**Exercise description**
A faithful copy of every entry, with the pictures removed, is what is needed here.

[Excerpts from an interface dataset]
* * * *

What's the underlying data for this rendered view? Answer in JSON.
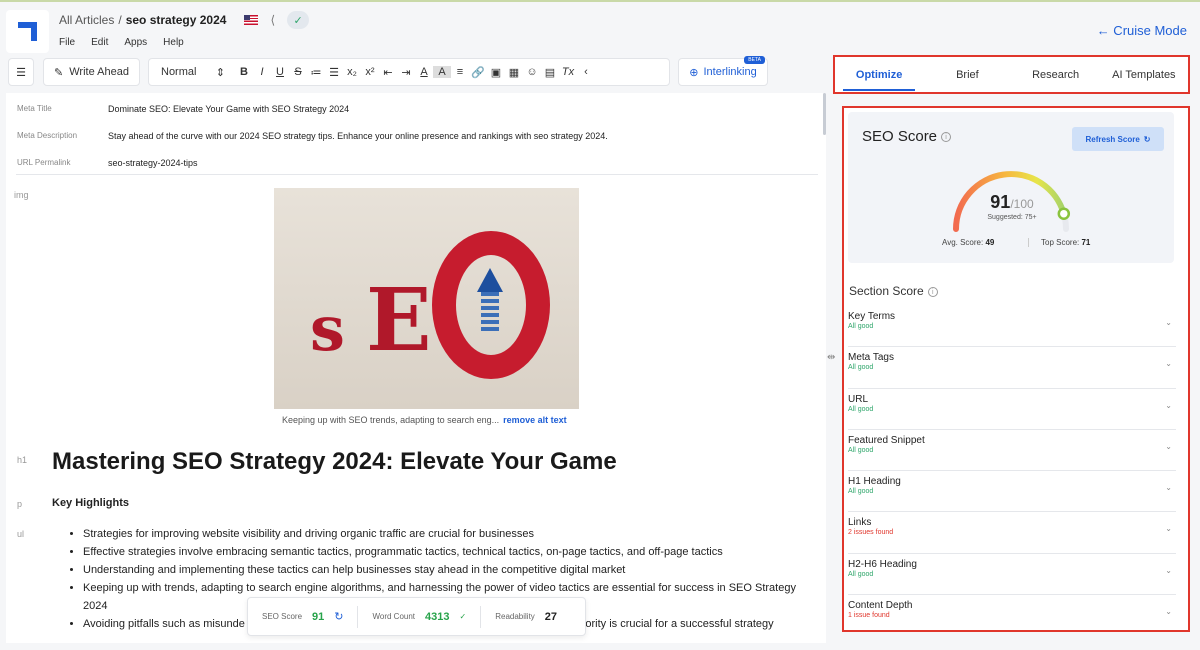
{
  "header": {
    "breadcrumb_root": "All Articles",
    "breadcrumb_sep": "/",
    "breadcrumb_current": "seo strategy 2024",
    "menu": [
      "File",
      "Edit",
      "Apps",
      "Help"
    ],
    "cruise_mode": "← Cruise Mode"
  },
  "toolbar": {
    "write_ahead": "Write Ahead",
    "style_select": "Normal",
    "format_glyphs": [
      "B",
      "I",
      "U",
      "S",
      "≔",
      "☰",
      "x₂",
      "x²",
      "⇤",
      "⇥",
      "A",
      "A",
      "≡",
      "🔗",
      "▣",
      "▦",
      "☺",
      "▤",
      "Tx",
      "‹"
    ],
    "interlinking": "Interlinking",
    "beta_badge": "BETA"
  },
  "meta": {
    "title_label": "Meta Title",
    "title_value": "Dominate SEO: Elevate Your Game with SEO Strategy 2024",
    "description_label": "Meta Description",
    "description_value": "Stay ahead of the curve with our 2024 SEO strategy tips. Enhance your online presence and rankings with seo strategy 2024.",
    "url_label": "URL Permalink",
    "url_value": "seo-strategy-2024-tips"
  },
  "content": {
    "gutter_img": "img",
    "gutter_h1": "h1",
    "gutter_p": "p",
    "gutter_ul": "ul",
    "image_caption": "Keeping up with SEO trends, adapting to search eng...",
    "remove_alt": "remove alt text",
    "h1": "Mastering SEO Strategy 2024: Elevate Your Game",
    "key_highlights": "Key Highlights",
    "bullets": [
      "Strategies for improving website visibility and driving organic traffic are crucial for businesses",
      "Effective strategies involve embracing semantic tactics, programmatic tactics, technical tactics, on-page tactics, and off-page tactics",
      "Understanding and implementing these tactics can help businesses stay ahead in the competitive digital market",
      "Keeping up with trends, adapting to search engine algorithms, and harnessing the power of video tactics are essential for success in SEO Strategy 2024",
      "Avoiding pitfalls such as misunde                                                         and failing to focus on topical authority is crucial for a successful strategy"
    ]
  },
  "stats_bar": {
    "seo_label": "SEO Score",
    "seo_value": "91",
    "word_label": "Word Count",
    "word_value": "4313",
    "readability_label": "Readability",
    "readability_value": "27"
  },
  "tabs": [
    "Optimize",
    "Brief",
    "Research",
    "AI Templates"
  ],
  "seo_panel": {
    "title": "SEO Score",
    "refresh": "Refresh Score",
    "score": "91",
    "max": "/100",
    "score_fraction": 0.91,
    "suggested": "Suggested: 75+",
    "avg_label": "Avg. Score:",
    "avg_value": "49",
    "top_label": "Top Score:",
    "top_value": "71"
  },
  "section_score": {
    "title": "Section Score",
    "items": [
      {
        "name": "Key Terms",
        "status": "All good"
      },
      {
        "name": "Meta Tags",
        "status": "All good"
      },
      {
        "name": "URL",
        "status": "All good"
      },
      {
        "name": "Featured Snippet",
        "status": "All good"
      },
      {
        "name": "H1 Heading",
        "status": "All good"
      },
      {
        "name": "Links",
        "status": "2 issues found"
      },
      {
        "name": "H2-H6 Heading",
        "status": "All good"
      },
      {
        "name": "Content Depth",
        "status": "1 issue found"
      }
    ]
  }
}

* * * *

**Your solution**
What's the underlying data for this rendered view? Answer in JSON.
{
  "header": {
    "breadcrumb_root": "All Articles",
    "breadcrumb_sep": "/",
    "breadcrumb_current": "seo strategy 2024",
    "menu": [
      "File",
      "Edit",
      "Apps",
      "Help"
    ],
    "cruise_mode": "← Cruise Mode"
  },
  "toolbar": {
    "write_ahead": "Write Ahead",
    "style_select": "Normal",
    "format_glyphs": [
      "B",
      "I",
      "U",
      "S",
      "≔",
      "☰",
      "x₂",
      "x²",
      "⇤",
      "⇥",
      "A",
      "A",
      "≡",
      "🔗",
      "▣",
      "▦",
      "☺",
      "▤",
      "Tx",
      "‹"
    ],
    "interlinking": "Interlinking",
    "beta_badge": "BETA"
  },
  "meta": {
    "title_label": "Meta Title",
    "title_value": "Dominate SEO: Elevate Your Game with SEO Strategy 2024",
    "description_label": "Meta Description",
    "description_value": "Stay ahead of the curve with our 2024 SEO strategy tips. Enhance your online presence and rankings with seo strategy 2024.",
    "url_label": "URL Permalink",
    "url_value": "seo-strategy-2024-tips"
  },
  "content": {
    "gutter_img": "img",
    "gutter_h1": "h1",
    "gutter_p": "p",
    "gutter_ul": "ul",
    "image_caption": "Keeping up with SEO trends, adapting to search eng...",
    "remove_alt": "remove alt text",
    "h1": "Mastering SEO Strategy 2024: Elevate Your Game",
    "key_highlights": "Key Highlights",
    "bullets": [
      "Strategies for improving website visibility and driving organic traffic are crucial for businesses",
      "Effective strategies involve embracing semantic tactics, programmatic tactics, technical tactics, on-page tactics, and off-page tactics",
      "Understanding and implementing these tactics can help businesses stay ahead in the competitive digital market",
      "Keeping up with trends, adapting to search engine algorithms, and harnessing the power of video tactics are essential for success in SEO Strategy 2024",
      "Avoiding pitfalls such as misunde                                                         and failing to focus on topical authority is crucial for a successful strategy"
    ]
  },
  "stats_bar": {
    "seo_label": "SEO Score",
    "seo_value": "91",
    "word_label": "Word Count",
    "word_value": "4313",
    "readability_label": "Readability",
    "readability_value": "27"
  },
  "tabs": [
    "Optimize",
    "Brief",
    "Research",
    "AI Templates"
  ],
  "seo_panel": {
    "title": "SEO Score",
    "refresh": "Refresh Score",
    "score": "91",
    "max": "/100",
    "score_fraction": 0.91,
    "suggested": "Suggested: 75+",
    "avg_label": "Avg. Score:",
    "avg_value": "49",
    "top_label": "Top Score:",
    "top_value": "71"
  },
  "section_score": {
    "title": "Section Score",
    "items": [
      {
        "name": "Key Terms",
        "status": "All good"
      },
      {
        "name": "Meta Tags",
        "status": "All good"
      },
      {
        "name": "URL",
        "status": "All good"
      },
      {
        "name": "Featured Snippet",
        "status": "All good"
      },
      {
        "name": "H1 Heading",
        "status": "All good"
      },
      {
        "name": "Links",
        "status": "2 issues found"
      },
      {
        "name": "H2-H6 Heading",
        "status": "All good"
      },
      {
        "name": "Content Depth",
        "status": "1 issue found"
      }
    ]
  }
}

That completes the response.